• **AVAILABLE DATA**:

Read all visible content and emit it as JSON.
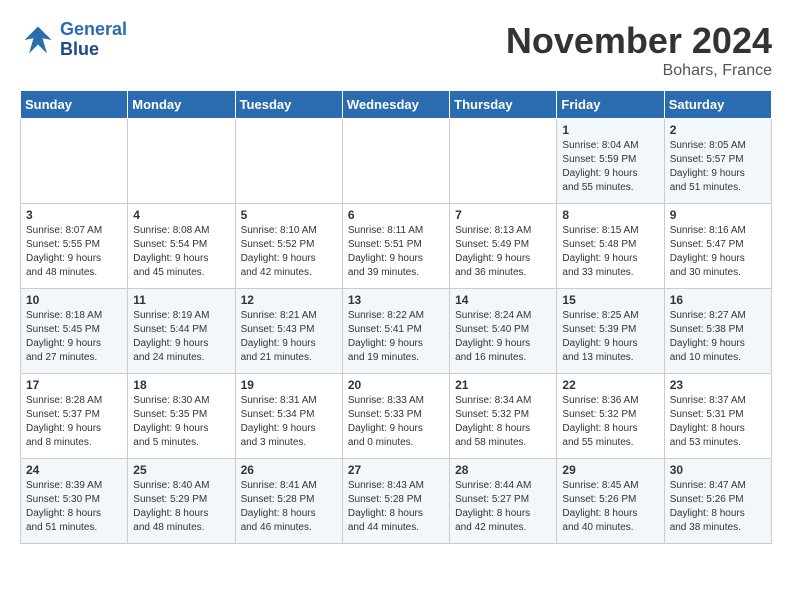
{
  "header": {
    "logo_line1": "General",
    "logo_line2": "Blue",
    "month": "November 2024",
    "location": "Bohars, France"
  },
  "weekdays": [
    "Sunday",
    "Monday",
    "Tuesday",
    "Wednesday",
    "Thursday",
    "Friday",
    "Saturday"
  ],
  "weeks": [
    [
      {
        "day": "",
        "info": ""
      },
      {
        "day": "",
        "info": ""
      },
      {
        "day": "",
        "info": ""
      },
      {
        "day": "",
        "info": ""
      },
      {
        "day": "",
        "info": ""
      },
      {
        "day": "1",
        "info": "Sunrise: 8:04 AM\nSunset: 5:59 PM\nDaylight: 9 hours\nand 55 minutes."
      },
      {
        "day": "2",
        "info": "Sunrise: 8:05 AM\nSunset: 5:57 PM\nDaylight: 9 hours\nand 51 minutes."
      }
    ],
    [
      {
        "day": "3",
        "info": "Sunrise: 8:07 AM\nSunset: 5:55 PM\nDaylight: 9 hours\nand 48 minutes."
      },
      {
        "day": "4",
        "info": "Sunrise: 8:08 AM\nSunset: 5:54 PM\nDaylight: 9 hours\nand 45 minutes."
      },
      {
        "day": "5",
        "info": "Sunrise: 8:10 AM\nSunset: 5:52 PM\nDaylight: 9 hours\nand 42 minutes."
      },
      {
        "day": "6",
        "info": "Sunrise: 8:11 AM\nSunset: 5:51 PM\nDaylight: 9 hours\nand 39 minutes."
      },
      {
        "day": "7",
        "info": "Sunrise: 8:13 AM\nSunset: 5:49 PM\nDaylight: 9 hours\nand 36 minutes."
      },
      {
        "day": "8",
        "info": "Sunrise: 8:15 AM\nSunset: 5:48 PM\nDaylight: 9 hours\nand 33 minutes."
      },
      {
        "day": "9",
        "info": "Sunrise: 8:16 AM\nSunset: 5:47 PM\nDaylight: 9 hours\nand 30 minutes."
      }
    ],
    [
      {
        "day": "10",
        "info": "Sunrise: 8:18 AM\nSunset: 5:45 PM\nDaylight: 9 hours\nand 27 minutes."
      },
      {
        "day": "11",
        "info": "Sunrise: 8:19 AM\nSunset: 5:44 PM\nDaylight: 9 hours\nand 24 minutes."
      },
      {
        "day": "12",
        "info": "Sunrise: 8:21 AM\nSunset: 5:43 PM\nDaylight: 9 hours\nand 21 minutes."
      },
      {
        "day": "13",
        "info": "Sunrise: 8:22 AM\nSunset: 5:41 PM\nDaylight: 9 hours\nand 19 minutes."
      },
      {
        "day": "14",
        "info": "Sunrise: 8:24 AM\nSunset: 5:40 PM\nDaylight: 9 hours\nand 16 minutes."
      },
      {
        "day": "15",
        "info": "Sunrise: 8:25 AM\nSunset: 5:39 PM\nDaylight: 9 hours\nand 13 minutes."
      },
      {
        "day": "16",
        "info": "Sunrise: 8:27 AM\nSunset: 5:38 PM\nDaylight: 9 hours\nand 10 minutes."
      }
    ],
    [
      {
        "day": "17",
        "info": "Sunrise: 8:28 AM\nSunset: 5:37 PM\nDaylight: 9 hours\nand 8 minutes."
      },
      {
        "day": "18",
        "info": "Sunrise: 8:30 AM\nSunset: 5:35 PM\nDaylight: 9 hours\nand 5 minutes."
      },
      {
        "day": "19",
        "info": "Sunrise: 8:31 AM\nSunset: 5:34 PM\nDaylight: 9 hours\nand 3 minutes."
      },
      {
        "day": "20",
        "info": "Sunrise: 8:33 AM\nSunset: 5:33 PM\nDaylight: 9 hours\nand 0 minutes."
      },
      {
        "day": "21",
        "info": "Sunrise: 8:34 AM\nSunset: 5:32 PM\nDaylight: 8 hours\nand 58 minutes."
      },
      {
        "day": "22",
        "info": "Sunrise: 8:36 AM\nSunset: 5:32 PM\nDaylight: 8 hours\nand 55 minutes."
      },
      {
        "day": "23",
        "info": "Sunrise: 8:37 AM\nSunset: 5:31 PM\nDaylight: 8 hours\nand 53 minutes."
      }
    ],
    [
      {
        "day": "24",
        "info": "Sunrise: 8:39 AM\nSunset: 5:30 PM\nDaylight: 8 hours\nand 51 minutes."
      },
      {
        "day": "25",
        "info": "Sunrise: 8:40 AM\nSunset: 5:29 PM\nDaylight: 8 hours\nand 48 minutes."
      },
      {
        "day": "26",
        "info": "Sunrise: 8:41 AM\nSunset: 5:28 PM\nDaylight: 8 hours\nand 46 minutes."
      },
      {
        "day": "27",
        "info": "Sunrise: 8:43 AM\nSunset: 5:28 PM\nDaylight: 8 hours\nand 44 minutes."
      },
      {
        "day": "28",
        "info": "Sunrise: 8:44 AM\nSunset: 5:27 PM\nDaylight: 8 hours\nand 42 minutes."
      },
      {
        "day": "29",
        "info": "Sunrise: 8:45 AM\nSunset: 5:26 PM\nDaylight: 8 hours\nand 40 minutes."
      },
      {
        "day": "30",
        "info": "Sunrise: 8:47 AM\nSunset: 5:26 PM\nDaylight: 8 hours\nand 38 minutes."
      }
    ]
  ]
}
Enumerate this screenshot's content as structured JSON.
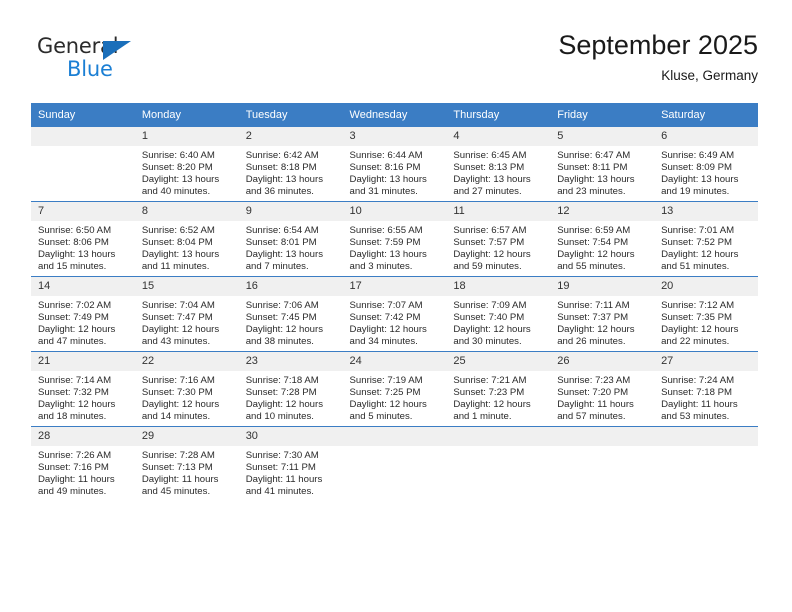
{
  "brand": {
    "name_part1": "General",
    "name_part2": "Blue",
    "accent_color": "#1b7fd4",
    "triangle_color": "#1b6fba"
  },
  "header": {
    "title": "September 2025",
    "subtitle": "Kluse, Germany",
    "header_bg": "#3b7dc4",
    "daynum_bg": "#f0f0f0"
  },
  "weekdays": [
    "Sunday",
    "Monday",
    "Tuesday",
    "Wednesday",
    "Thursday",
    "Friday",
    "Saturday"
  ],
  "labels": {
    "sunrise_prefix": "Sunrise:",
    "sunset_prefix": "Sunset:",
    "daylight_prefix": "Daylight:"
  },
  "weeks": [
    [
      {
        "day": "",
        "blank": true,
        "line1": "",
        "line2": "",
        "line3": "",
        "line4": ""
      },
      {
        "day": "1",
        "line1": "Sunrise: 6:40 AM",
        "line2": "Sunset: 8:20 PM",
        "line3": "Daylight: 13 hours",
        "line4": "and 40 minutes."
      },
      {
        "day": "2",
        "line1": "Sunrise: 6:42 AM",
        "line2": "Sunset: 8:18 PM",
        "line3": "Daylight: 13 hours",
        "line4": "and 36 minutes."
      },
      {
        "day": "3",
        "line1": "Sunrise: 6:44 AM",
        "line2": "Sunset: 8:16 PM",
        "line3": "Daylight: 13 hours",
        "line4": "and 31 minutes."
      },
      {
        "day": "4",
        "line1": "Sunrise: 6:45 AM",
        "line2": "Sunset: 8:13 PM",
        "line3": "Daylight: 13 hours",
        "line4": "and 27 minutes."
      },
      {
        "day": "5",
        "line1": "Sunrise: 6:47 AM",
        "line2": "Sunset: 8:11 PM",
        "line3": "Daylight: 13 hours",
        "line4": "and 23 minutes."
      },
      {
        "day": "6",
        "line1": "Sunrise: 6:49 AM",
        "line2": "Sunset: 8:09 PM",
        "line3": "Daylight: 13 hours",
        "line4": "and 19 minutes."
      }
    ],
    [
      {
        "day": "7",
        "line1": "Sunrise: 6:50 AM",
        "line2": "Sunset: 8:06 PM",
        "line3": "Daylight: 13 hours",
        "line4": "and 15 minutes."
      },
      {
        "day": "8",
        "line1": "Sunrise: 6:52 AM",
        "line2": "Sunset: 8:04 PM",
        "line3": "Daylight: 13 hours",
        "line4": "and 11 minutes."
      },
      {
        "day": "9",
        "line1": "Sunrise: 6:54 AM",
        "line2": "Sunset: 8:01 PM",
        "line3": "Daylight: 13 hours",
        "line4": "and 7 minutes."
      },
      {
        "day": "10",
        "line1": "Sunrise: 6:55 AM",
        "line2": "Sunset: 7:59 PM",
        "line3": "Daylight: 13 hours",
        "line4": "and 3 minutes."
      },
      {
        "day": "11",
        "line1": "Sunrise: 6:57 AM",
        "line2": "Sunset: 7:57 PM",
        "line3": "Daylight: 12 hours",
        "line4": "and 59 minutes."
      },
      {
        "day": "12",
        "line1": "Sunrise: 6:59 AM",
        "line2": "Sunset: 7:54 PM",
        "line3": "Daylight: 12 hours",
        "line4": "and 55 minutes."
      },
      {
        "day": "13",
        "line1": "Sunrise: 7:01 AM",
        "line2": "Sunset: 7:52 PM",
        "line3": "Daylight: 12 hours",
        "line4": "and 51 minutes."
      }
    ],
    [
      {
        "day": "14",
        "line1": "Sunrise: 7:02 AM",
        "line2": "Sunset: 7:49 PM",
        "line3": "Daylight: 12 hours",
        "line4": "and 47 minutes."
      },
      {
        "day": "15",
        "line1": "Sunrise: 7:04 AM",
        "line2": "Sunset: 7:47 PM",
        "line3": "Daylight: 12 hours",
        "line4": "and 43 minutes."
      },
      {
        "day": "16",
        "line1": "Sunrise: 7:06 AM",
        "line2": "Sunset: 7:45 PM",
        "line3": "Daylight: 12 hours",
        "line4": "and 38 minutes."
      },
      {
        "day": "17",
        "line1": "Sunrise: 7:07 AM",
        "line2": "Sunset: 7:42 PM",
        "line3": "Daylight: 12 hours",
        "line4": "and 34 minutes."
      },
      {
        "day": "18",
        "line1": "Sunrise: 7:09 AM",
        "line2": "Sunset: 7:40 PM",
        "line3": "Daylight: 12 hours",
        "line4": "and 30 minutes."
      },
      {
        "day": "19",
        "line1": "Sunrise: 7:11 AM",
        "line2": "Sunset: 7:37 PM",
        "line3": "Daylight: 12 hours",
        "line4": "and 26 minutes."
      },
      {
        "day": "20",
        "line1": "Sunrise: 7:12 AM",
        "line2": "Sunset: 7:35 PM",
        "line3": "Daylight: 12 hours",
        "line4": "and 22 minutes."
      }
    ],
    [
      {
        "day": "21",
        "line1": "Sunrise: 7:14 AM",
        "line2": "Sunset: 7:32 PM",
        "line3": "Daylight: 12 hours",
        "line4": "and 18 minutes."
      },
      {
        "day": "22",
        "line1": "Sunrise: 7:16 AM",
        "line2": "Sunset: 7:30 PM",
        "line3": "Daylight: 12 hours",
        "line4": "and 14 minutes."
      },
      {
        "day": "23",
        "line1": "Sunrise: 7:18 AM",
        "line2": "Sunset: 7:28 PM",
        "line3": "Daylight: 12 hours",
        "line4": "and 10 minutes."
      },
      {
        "day": "24",
        "line1": "Sunrise: 7:19 AM",
        "line2": "Sunset: 7:25 PM",
        "line3": "Daylight: 12 hours",
        "line4": "and 5 minutes."
      },
      {
        "day": "25",
        "line1": "Sunrise: 7:21 AM",
        "line2": "Sunset: 7:23 PM",
        "line3": "Daylight: 12 hours",
        "line4": "and 1 minute."
      },
      {
        "day": "26",
        "line1": "Sunrise: 7:23 AM",
        "line2": "Sunset: 7:20 PM",
        "line3": "Daylight: 11 hours",
        "line4": "and 57 minutes."
      },
      {
        "day": "27",
        "line1": "Sunrise: 7:24 AM",
        "line2": "Sunset: 7:18 PM",
        "line3": "Daylight: 11 hours",
        "line4": "and 53 minutes."
      }
    ],
    [
      {
        "day": "28",
        "line1": "Sunrise: 7:26 AM",
        "line2": "Sunset: 7:16 PM",
        "line3": "Daylight: 11 hours",
        "line4": "and 49 minutes."
      },
      {
        "day": "29",
        "line1": "Sunrise: 7:28 AM",
        "line2": "Sunset: 7:13 PM",
        "line3": "Daylight: 11 hours",
        "line4": "and 45 minutes."
      },
      {
        "day": "30",
        "line1": "Sunrise: 7:30 AM",
        "line2": "Sunset: 7:11 PM",
        "line3": "Daylight: 11 hours",
        "line4": "and 41 minutes."
      },
      {
        "day": "",
        "blank": true,
        "line1": "",
        "line2": "",
        "line3": "",
        "line4": ""
      },
      {
        "day": "",
        "blank": true,
        "line1": "",
        "line2": "",
        "line3": "",
        "line4": ""
      },
      {
        "day": "",
        "blank": true,
        "line1": "",
        "line2": "",
        "line3": "",
        "line4": ""
      },
      {
        "day": "",
        "blank": true,
        "line1": "",
        "line2": "",
        "line3": "",
        "line4": ""
      }
    ]
  ]
}
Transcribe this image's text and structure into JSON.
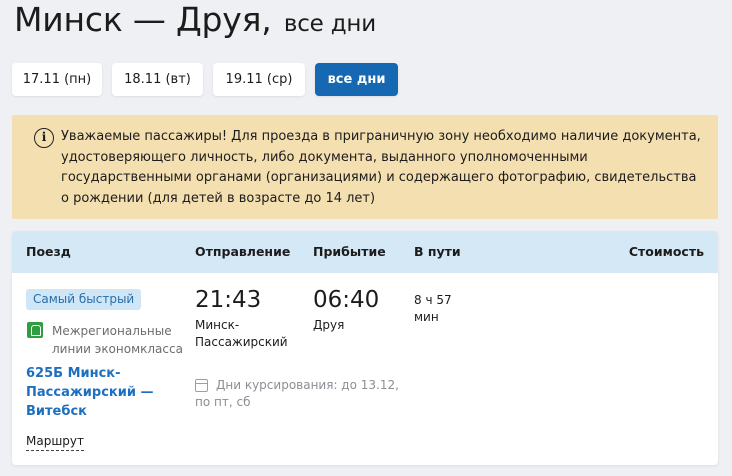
{
  "header": {
    "route": "Минск — Друя,",
    "subtitle": "все дни"
  },
  "days": [
    {
      "label": "17.11 (пн)",
      "active": false
    },
    {
      "label": "18.11 (вт)",
      "active": false
    },
    {
      "label": "19.11 (ср)",
      "active": false
    },
    {
      "label": "все дни",
      "active": true
    }
  ],
  "notice": {
    "icon": "info-icon",
    "text": "Уважаемые пассажиры! Для проезда в приграничную зону необходимо наличие документа, удостоверяющего личность, либо документа, выданного уполномоченными государственными органами (организациями) и содержащего фотографию, свидетельства о рождении (для детей в возрасте до 14 лет)"
  },
  "table": {
    "columns": {
      "train": "Поезд",
      "departure": "Отправление",
      "arrival": "Прибытие",
      "duration": "В пути",
      "price": "Стоимость"
    },
    "row": {
      "badge": "Самый быстрый",
      "carrier_icon": "train-carrier-icon",
      "carrier": "Межрегиональные линии экономкласса",
      "train": "625Б Минск-Пассажирский — Витебск",
      "route_link": "Маршрут",
      "departure_time": "21:43",
      "departure_station": "Минск-Пассажирский",
      "arrival_time": "06:40",
      "arrival_station": "Друя",
      "duration": "8 ч 57 мин",
      "schedule_icon": "calendar-icon",
      "schedule": "Дни курсирования: до 13.12, по пт, сб"
    }
  },
  "colors": {
    "accent": "#1768b2",
    "notice_bg": "#f4dfb1",
    "table_head_bg": "#d4e8f5",
    "link": "#1e6fc0"
  }
}
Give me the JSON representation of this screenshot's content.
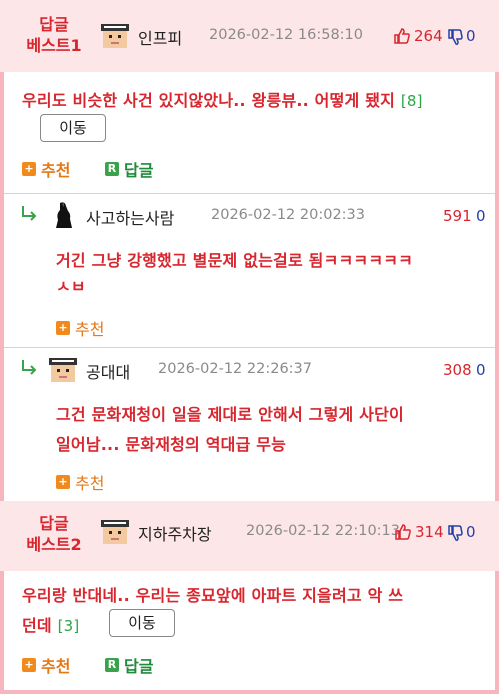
{
  "colors": {
    "accent_red": "#d7262e",
    "best_bg": "#fde6e8",
    "border_pink": "#f7b6bd",
    "recommend_orange": "#e67817",
    "reply_green": "#1f8a3a",
    "down_blue": "#2340a6"
  },
  "comments": [
    {
      "best_label_1": "답글",
      "best_label_2": "베스트1",
      "nickname": "인프피",
      "date": "2026-02-12 16:58:10",
      "upvotes": "264",
      "downvotes": "0",
      "text": "우리도 비슷한 사건 있지않았나.. 왕릉뷰.. 어떻게 됐지",
      "reply_count": "[8]",
      "move_label": "이동",
      "recommend_label": "추천",
      "reply_label": "답글"
    },
    {
      "nickname": "사고하는사람",
      "date": "2026-02-12 20:02:33",
      "upvotes": "591",
      "downvotes": "0",
      "text": "거긴 그냥 강행했고 별문제 없는걸로 됨ㅋㅋㅋㅋㅋㅋ",
      "text_cut": "ㅅㅂ",
      "recommend_label": "추천"
    },
    {
      "nickname": "공대대",
      "date": "2026-02-12 22:26:37",
      "upvotes": "308",
      "downvotes": "0",
      "text_line1": "그건 문화재청이 일을 제대로 안해서 그렇게 사단이",
      "text_line2": "일어남... 문화재청의 역대급 무능",
      "recommend_label": "추천"
    },
    {
      "best_label_1": "답글",
      "best_label_2": "베스트2",
      "nickname": "지하주차장",
      "date": "2026-02-12 22:10:13",
      "upvotes": "314",
      "downvotes": "0",
      "text_line1": "우리랑 반대네.. 우리는 종묘앞에 아파트 지을려고 악 쓰",
      "text_line2": "던데",
      "reply_count": "[3]",
      "move_label": "이동",
      "recommend_label": "추천",
      "reply_label": "답글"
    }
  ],
  "icons": {
    "reply_box": "R",
    "recommend_box": "+"
  }
}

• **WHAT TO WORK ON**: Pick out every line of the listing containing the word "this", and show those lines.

• **TASK RESULT**:
Enumerate this screenshot's content as structured JSON.
Transcribe this image's text and structure into JSON.
Give me the JSON representation of this screenshot's content.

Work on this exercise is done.